Despite not having the fighter support they were told to expect, with only 10 Spitfires instead of five squadrons to protect them, they valiantly pressed their torpedo attack into the teeth of the German fleet’s flak and fighter escort. All were shot down. Esmonde was posthumously awarded the Victoria Cross. Capt. Kurt Hoffmann on the Scharnhorstsaid in admiration, “Poor fellows. They are so very slow. It is nothing but suicide for them to fly against these big ships.”
“The British are now throwing their mothball Navy at us.”
—Vice Adm. Otto Ciliax, commenting about the attack on his ships by obsolete Swordfish torpedo bombers
Other air attacks were attempted, but of 242 bombers dispatched, only 39 were reported to have attacked the ships, scoring no hits. Coastal Command artillery fired just 33 shells, all falling short.
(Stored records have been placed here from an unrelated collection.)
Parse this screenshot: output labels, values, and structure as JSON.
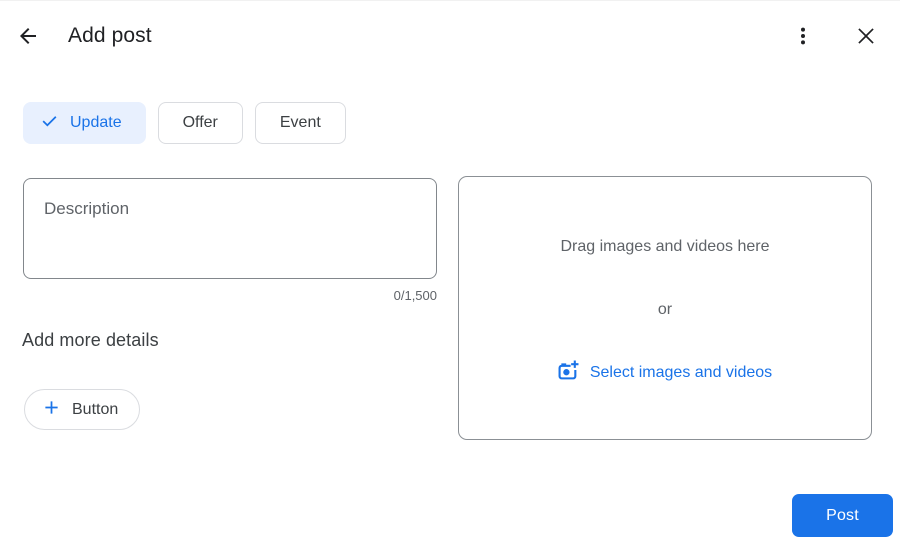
{
  "header": {
    "title": "Add post",
    "back_icon": "arrow-back",
    "more_icon": "more-vertical",
    "close_icon": "close-x"
  },
  "post_type_tabs": [
    {
      "label": "Update",
      "selected": true,
      "icon": "checkmark"
    },
    {
      "label": "Offer",
      "selected": false
    },
    {
      "label": "Event",
      "selected": false
    }
  ],
  "description": {
    "placeholder": "Description",
    "value": "",
    "counter": "0/1,500"
  },
  "details": {
    "heading": "Add more details",
    "button_chip_label": "Button",
    "button_chip_icon": "plus"
  },
  "media": {
    "drag_text": "Drag images and videos here",
    "or_text": "or",
    "select_link": "Select images and videos",
    "select_icon": "add-photo"
  },
  "footer": {
    "post_label": "Post"
  },
  "colors": {
    "accent_blue": "#1a73e8",
    "selected_chip_bg": "#e8f0fe",
    "text_dark": "#202124",
    "text_gray": "#5f6368",
    "chip_border": "#dadce0",
    "input_border": "#82878c"
  }
}
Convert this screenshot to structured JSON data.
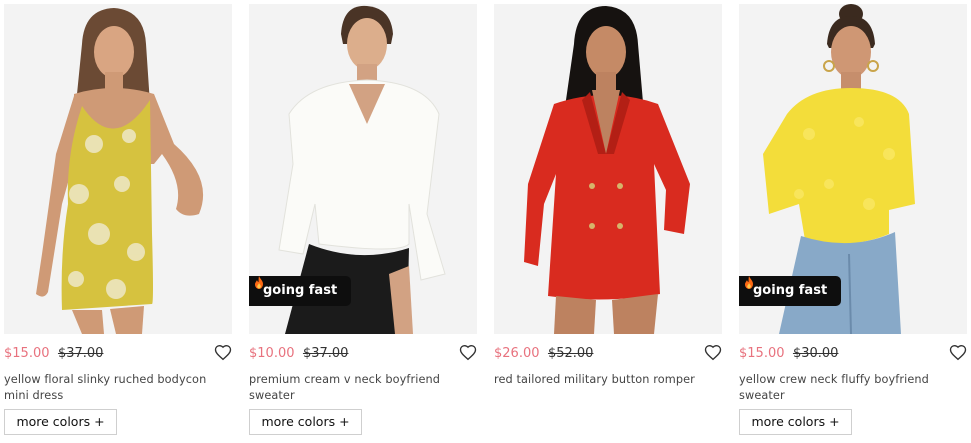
{
  "products": [
    {
      "price_now": "$15.00",
      "price_was": "$37.00",
      "name": "yellow floral slinky ruched bodycon mini dress",
      "more_colors": "more colors +",
      "badge": ""
    },
    {
      "price_now": "$10.00",
      "price_was": "$37.00",
      "name": "premium cream v neck boyfriend sweater",
      "more_colors": "more colors +",
      "badge": "going fast"
    },
    {
      "price_now": "$26.00",
      "price_was": "$52.00",
      "name": "red tailored military button romper",
      "more_colors": "",
      "badge": ""
    },
    {
      "price_now": "$15.00",
      "price_was": "$30.00",
      "name": "yellow crew neck fluffy boyfriend sweater",
      "more_colors": "more colors +",
      "badge": "going fast"
    }
  ],
  "colors": {
    "sale_price": "#e8727e",
    "badge_bg": "#0e0e0e",
    "image_bg": "#f1f1f1"
  },
  "icons": {
    "wishlist": "heart-outline-icon",
    "badge": "flame-icon"
  }
}
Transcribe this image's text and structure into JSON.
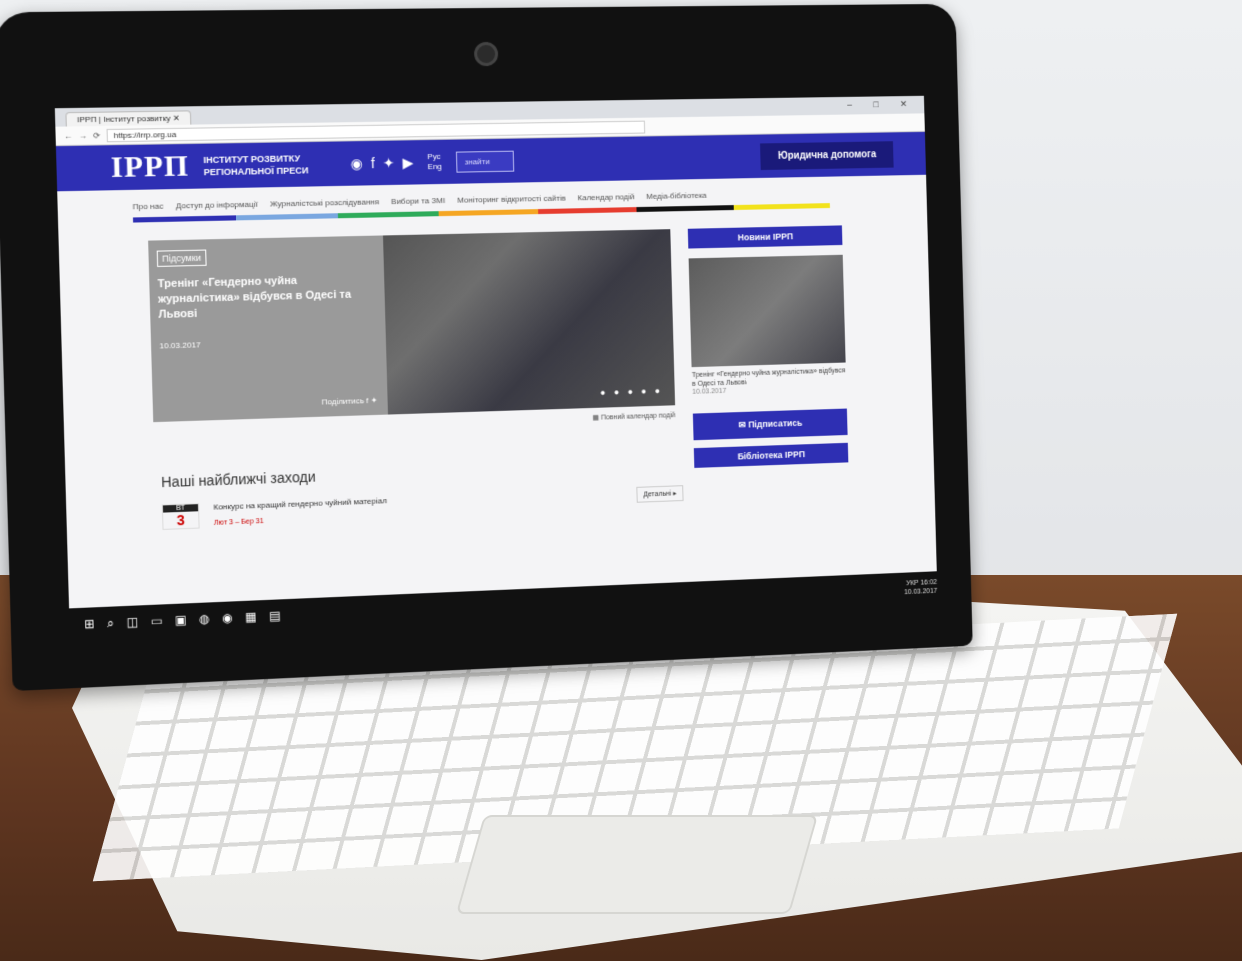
{
  "browser": {
    "tab_title": "ІРРП | Інститут розвитку",
    "url": "https://irrp.org.ua",
    "window_controls": "– □ ✕"
  },
  "header": {
    "logo": "ІРРП",
    "logo_text": "ІНСТИТУТ РОЗВИТКУ РЕГІОНАЛЬНОЇ ПРЕСИ",
    "lang_ru": "Рус",
    "lang_en": "Eng",
    "search_placeholder": "знайти",
    "legal_button": "Юридична допомога"
  },
  "nav": {
    "items": [
      "Про нас",
      "Доступ до інформації",
      "Журналістські розслідування",
      "Вибори та ЗМІ",
      "Моніторинг відкритості сайтів",
      "Календар подій",
      "Медіа-бібліотека"
    ],
    "colors": [
      "#2e2fb3",
      "#7aa7e0",
      "#2eab5a",
      "#f5a623",
      "#e63c2f",
      "#111111",
      "#f2e21c"
    ]
  },
  "slide": {
    "badge": "Підсумки",
    "title": "Тренінг «Гендерно чуйна журналістика» відбувся в Одесі та Львові",
    "date": "10.03.2017",
    "share": "Поділитись",
    "dots": "● ● ● ● ●"
  },
  "calendar_link": "Повний календар подій",
  "sidebar": {
    "news_button": "Новини ІРРП",
    "news_caption": "Тренінг «Гендерно чуйна журналістика» відбувся в Одесі та Львові",
    "news_date": "10.03.2017",
    "subscribe_button": "Підписатись",
    "library_button": "Бібліотека ІРРП"
  },
  "events": {
    "heading": "Наші найближчі заходи",
    "items": [
      {
        "weekday": "ВТ",
        "day": "3",
        "title": "Конкурс на кращий гендерно чуйний матеріал",
        "dates": "Лют 3 – Бер 31",
        "more": "Детальні ▸"
      }
    ]
  },
  "taskbar": {
    "time": "16:02",
    "date": "10.03.2017",
    "lang": "УКР"
  }
}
Six Royal Navy destroyers assigned intercept duty were off station, conducting gunnery practice in the North Sea. When they finally arrived, they had time to only fire one salvo of torpedoes, to no effect, and HMS Worcester, which moved in even closer than the other destroyers to launch, was smothered beneath a rain of heavy German shells that left her a drifting wreck and very nearly sank her. It was the last gasp of the British. Thirteen of the 18 Swordfish crew sent against the German battle fleet were dead, along with 27 sailors aboard the Worcester, with another 18 seriously wounded. The British lost 42 aircraft and a total of 40 crew dead and missing, which included RAF casualties.
The only damage suffered by the German ships was made by mines, two of which seriously damaged the Scharnhorst, leaving her dead in the water for a time, and a third that damaged Gneisenau. Nevertheless, shortly before noon on Feb. 13, Vice Adm. Ciliax was able to send the message to his superior, Adm. Alfred Saalwächter: “It is my duty to inform you that Operation Cerberus has been successfully completed.”
On the other side of the channel, First Sea Lord Sir Dudley Pound had his own telephone call to make. At 1:00 AM he picked up the private telephone that connected him to Prime Minister Winston Churchill at 10 Downing Street, according to Potter’s Fiasco:
Pound said, “I’m afraid, sir, I must report that the enemy battlecruisers should by now have reached the safety of their home waters.” Churchill growled, “Why?” and slammed the phone down.
An editorial in The Times of London ruefully noted, “Vice Adm. Ciliax has succeeded where the Duke of Medina Sidonia [of the Spanish Armada] failed. Nothing more mortifying to the pride of our seapower has happened since the seventeenth century. … It spelled the end of the Royal Navy legend that in wartime no enemy battle fleet could pass through what we proudly call the English Channel.”